This is step two of the Inferential Genealogy Process as introduced in the 2nd Life Genealogy Group.
Step 1: Start with a Focused Goal
As Dr. Jones points out, there are typically two types of Genealogical research goals. 1) Identity – the research is trying to determine who. among several candidates, was your known ancestor, and 2) Relationship – who was the parent, wife, child, etc. of your known ancestor.
In my Case Study, I chose to identify a Civil War Veteran who I knew nothing about except that his Name contains two surnames that appear in my family line and they both appear in the same area, that is Baltimore, Maryland.
As soon as I heard this name, in the History Channel’s program on Gettysburg, I opened by genealogy software program to see IF I already had this person in my database. Nope, wouldn’t be that simple, but as I suspected, I did have Howard and Ridgely in my files, just not D. Ridgeley Howard.
I did some “normal” searching for “normal” genealogy records to see if I could quickly identify who this might be. I thought that if I could find him in the 1840, 1850, 0r 1860 Census record, I would be able to find a link into my file that way.
In keeping with this Inferential Genealogy Process, Dr. Jones has a 2nd step in his process.
Step 2: Search Broadly

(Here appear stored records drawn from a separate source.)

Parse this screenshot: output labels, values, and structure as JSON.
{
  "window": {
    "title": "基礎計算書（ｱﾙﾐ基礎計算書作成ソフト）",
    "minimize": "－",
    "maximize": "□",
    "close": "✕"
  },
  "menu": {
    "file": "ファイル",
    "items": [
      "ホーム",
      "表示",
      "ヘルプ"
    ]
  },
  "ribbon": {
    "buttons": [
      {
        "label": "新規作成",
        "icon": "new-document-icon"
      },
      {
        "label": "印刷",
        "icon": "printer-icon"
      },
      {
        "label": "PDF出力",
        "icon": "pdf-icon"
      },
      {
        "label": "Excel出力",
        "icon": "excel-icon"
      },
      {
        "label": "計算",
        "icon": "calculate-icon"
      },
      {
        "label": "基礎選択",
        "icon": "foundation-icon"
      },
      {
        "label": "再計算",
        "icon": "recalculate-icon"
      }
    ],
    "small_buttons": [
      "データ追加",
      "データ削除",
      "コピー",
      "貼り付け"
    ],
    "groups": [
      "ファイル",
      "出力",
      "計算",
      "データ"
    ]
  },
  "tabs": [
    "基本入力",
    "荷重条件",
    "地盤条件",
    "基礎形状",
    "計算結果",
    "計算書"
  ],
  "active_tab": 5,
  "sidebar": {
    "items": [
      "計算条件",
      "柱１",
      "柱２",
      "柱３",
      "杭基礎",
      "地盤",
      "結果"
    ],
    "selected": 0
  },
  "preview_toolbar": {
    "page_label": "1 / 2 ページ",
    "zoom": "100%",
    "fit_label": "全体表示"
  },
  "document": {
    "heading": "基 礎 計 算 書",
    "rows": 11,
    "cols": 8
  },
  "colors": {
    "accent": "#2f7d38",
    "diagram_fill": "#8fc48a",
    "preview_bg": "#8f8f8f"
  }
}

He suggests the following:
- Time – Search from Birth to Death, then at least a decade before and after to make sure we don’t miss some important information. In the 2nd Life discussion this evening, it was suggested a Generation before and after the lifespan of the individual
- Location – Don’t focus on the specific location of known places where your ancestor had been located. Reminding us of destroyed records, jurisdiction changes over time, and where information was recorded
- Associates – A reminder that some information about OUR ancestor may be found in some one else’s record.
This all makes sense to me. My initial search of census records went back at least two generations and forward at least three.
What is known, so far, is a Name, that he was in the Civil War in the Battle at Gettysburg and that he was from Baltimore, Maryland. Since 1863 was the year, I searched for Census Years without putting any limitation on the Years, but did limit the search to Maryland. So, for that type of record, I should have found him in the 1840 or 1850 census record. Might have been in the 1860 census record, but wasn’t counting on it.
So, the plan is to widen the research. It would appear that Military Records would be a good place to look and / or Cemetery Records.
As they say, “been there, done that”. There did not appear to be any Military Records nor Cemetery Records in the initial search.
The term “Associates” is interesting in this case and that, I think, will be my next place to search. Looking for just the Howard Surname and the Ridgely (Ridgeley) Surnames, without looking for any given names, may show a Household in Maryland that may have a son, where there was a Howard / Ridgely marriage. There have some “usual” naming conventions that were in both family lines in my database.
The next hint may be the “James Wallace” that was mentioned in the story. Looking at his military records may lead to finding the military unit that his ancestors were in, serving under George Washington in the Revolutionary War. One record for James does show two more generations of names of his ancestors.
That’s two “associates” hints that I will look into.
The whole story about what was going on in Maryland at the time of the Civil War may also shed some light as to where to look. I probably knew this, but it hasn’t been obvious to me until now, that “brother fighting brother” was true during this war. But, I didn’t realize until now, that Maryland was one of the states where this was a reality.
I think that the timeframe that I have been looking at is OK. That is, 1820 – 1920, should be OK for finding information on D. Ridgeley Howard. From what I have found on him, was that he was a Private at Gettysburg. So that time frame would probably be a generation before his birth and after his death.
The location is pretty steady for focusing on Maryland. However, there may be some military records, that I haven’t found yet, that may indicate him being wounded or captured, before or after Gettysburg.
On to broadening my research.